Lackawanna Insurance Group Fraud Resource Center
When someone provides false information to an insurance company in order to gain something of value that he or she would not have received if the truth had been told, they’ve committed insurance fraud.
In Pennsylvania, fraud is defined as “Any person who knowingly and with intent to defraud any insurance company or other person files an application for insurance or statement of claim containing any materially false information or conceals for the purpose of misleading, information concerning any fact material thereto commits a fraudulent insurance act, which is a crime and subjects such person to criminal and civil penalties.” This type of dishonest act is classified among the most serious of crimes – it’s considered a felony. Those convicted of the crime face prison time, fines, legal fees and more – not to mention a wide range of personal and professional consequences.

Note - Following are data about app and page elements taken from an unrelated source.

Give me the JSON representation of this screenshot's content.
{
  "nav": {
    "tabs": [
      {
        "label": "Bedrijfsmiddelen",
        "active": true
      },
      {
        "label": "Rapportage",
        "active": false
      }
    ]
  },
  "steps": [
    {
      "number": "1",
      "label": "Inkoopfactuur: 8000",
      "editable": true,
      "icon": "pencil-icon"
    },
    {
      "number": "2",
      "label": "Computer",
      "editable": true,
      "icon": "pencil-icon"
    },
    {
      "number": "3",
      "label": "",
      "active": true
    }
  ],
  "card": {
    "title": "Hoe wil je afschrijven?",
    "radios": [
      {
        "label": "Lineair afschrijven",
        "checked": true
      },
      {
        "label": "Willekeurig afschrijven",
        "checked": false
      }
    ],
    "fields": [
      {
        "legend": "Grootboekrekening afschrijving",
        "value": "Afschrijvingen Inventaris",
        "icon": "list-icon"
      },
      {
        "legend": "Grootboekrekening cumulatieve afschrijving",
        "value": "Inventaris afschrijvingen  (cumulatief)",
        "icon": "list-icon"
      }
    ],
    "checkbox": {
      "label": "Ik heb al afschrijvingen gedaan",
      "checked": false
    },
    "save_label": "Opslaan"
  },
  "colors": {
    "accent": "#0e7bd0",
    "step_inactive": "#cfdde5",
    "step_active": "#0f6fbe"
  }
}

As with other forms of insurance fraud, Workers’ Compensation insurance can be compromised if false or misleading information is provided to insurance companies.
The most common ways an individual commits insurance fraud is if he or she:
Fakes an injury at work to get paid time off.
Exaggerates the severity of a legitimate injury to get additional time off work with benefits.
Claims an injury occurred on he job when it actually took place elsewhere.
Takes a new job and lies to the insurance company about being unable to return to work at the previous place of employment or lies by concealing his income from another job.
The Warning Signs of Workers’ Compensation Fraud
Spot the Red Flags of Workers’ Compensation Fraud and Abuse